Imexon induces an oxidative endoplasmic reticulum stress response in pancreatic cancer cells

Elena V. Sheveleva, Terry H. Landowski, Betty K. Samulitis, Geoffrey Bartholomeusz, Garth Powis, Robert T. Dorr

Research output: Contribution to journalArticlepeer-review

23 Scopus citations


Oxidative protein folding in the endoplasmic reticulum (ER) requires strict regulation of redox homeostasis. Disruption of the lumenal redox balance induces an integrated ER stress response that is associated with reduced protein translation, increased chaperone activity, and ultimately cell death. Imexon is a small-molecule chemotherapeutic agent that has been shown to bind glutathione (GSH) and induce oxidative stress in tumor cells; however, the mechanism of cytotoxicity is not well understood. In this report, we investigate the effects of imexon on the integrated ER stress response in pancreatic carcinoma cells. Acute exposure to imexon induces an ER stress response characterized by accumulation of the oxidized form of the oxidoreductase Ero1α, phosphorylation of eIF2α, and inhibition of protein synthesis. An RNA interference chemosensitization screen identified the eukaryotic translation initiation factor eIF2B5 as a target that enhanced imexon-induced growth inhibition of MiaPaCa-2 pancreatic cancer cells, but did not significantly augment the effects of imexon on protein synthesis. Concurrent reduction of intracellular thiols with N-acetyl cysteine reversed imexon activity, however cotreatment with superoxide scavengers had no effect, suggesting thiol binding may be a primary component of the oxidative effects of imexon. Moreover, the data suggest that disruption of the redox balance in the ER is a potential therapeutic target.

Original languageEnglish (US)
Pages (from-to)392-400
Number of pages9
JournalMolecular Cancer Research
Issue number3
StatePublished - Mar 2012

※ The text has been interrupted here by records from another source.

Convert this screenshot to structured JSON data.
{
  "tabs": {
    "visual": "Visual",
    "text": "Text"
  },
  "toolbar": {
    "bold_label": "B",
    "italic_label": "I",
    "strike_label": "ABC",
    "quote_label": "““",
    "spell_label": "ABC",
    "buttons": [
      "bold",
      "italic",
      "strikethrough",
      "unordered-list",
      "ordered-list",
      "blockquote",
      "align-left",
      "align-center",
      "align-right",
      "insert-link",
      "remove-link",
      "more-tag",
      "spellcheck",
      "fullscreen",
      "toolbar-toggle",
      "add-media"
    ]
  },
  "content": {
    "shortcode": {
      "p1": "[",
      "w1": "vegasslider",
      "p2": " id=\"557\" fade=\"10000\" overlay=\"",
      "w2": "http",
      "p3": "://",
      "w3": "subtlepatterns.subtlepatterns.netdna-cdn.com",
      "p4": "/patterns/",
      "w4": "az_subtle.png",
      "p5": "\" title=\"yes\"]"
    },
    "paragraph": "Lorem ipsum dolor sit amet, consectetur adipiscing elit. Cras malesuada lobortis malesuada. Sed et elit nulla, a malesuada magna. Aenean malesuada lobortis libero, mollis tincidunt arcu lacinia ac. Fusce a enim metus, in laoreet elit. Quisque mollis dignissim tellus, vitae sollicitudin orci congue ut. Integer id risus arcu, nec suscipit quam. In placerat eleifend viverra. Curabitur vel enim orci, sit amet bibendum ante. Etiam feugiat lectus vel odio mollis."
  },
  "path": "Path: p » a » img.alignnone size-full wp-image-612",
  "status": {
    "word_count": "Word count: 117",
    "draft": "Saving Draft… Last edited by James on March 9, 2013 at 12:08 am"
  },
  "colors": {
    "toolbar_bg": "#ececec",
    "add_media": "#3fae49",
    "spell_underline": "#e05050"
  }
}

ASJC Scopus subject areas

  • Molecular Biology
  • Oncology
  • Cancer Research


Dive into the research topics of 'Imexon induces an oxidative endoplasmic reticulum stress response in pancreatic cancer cells'. Together they form a unique fingerprint.

Cite this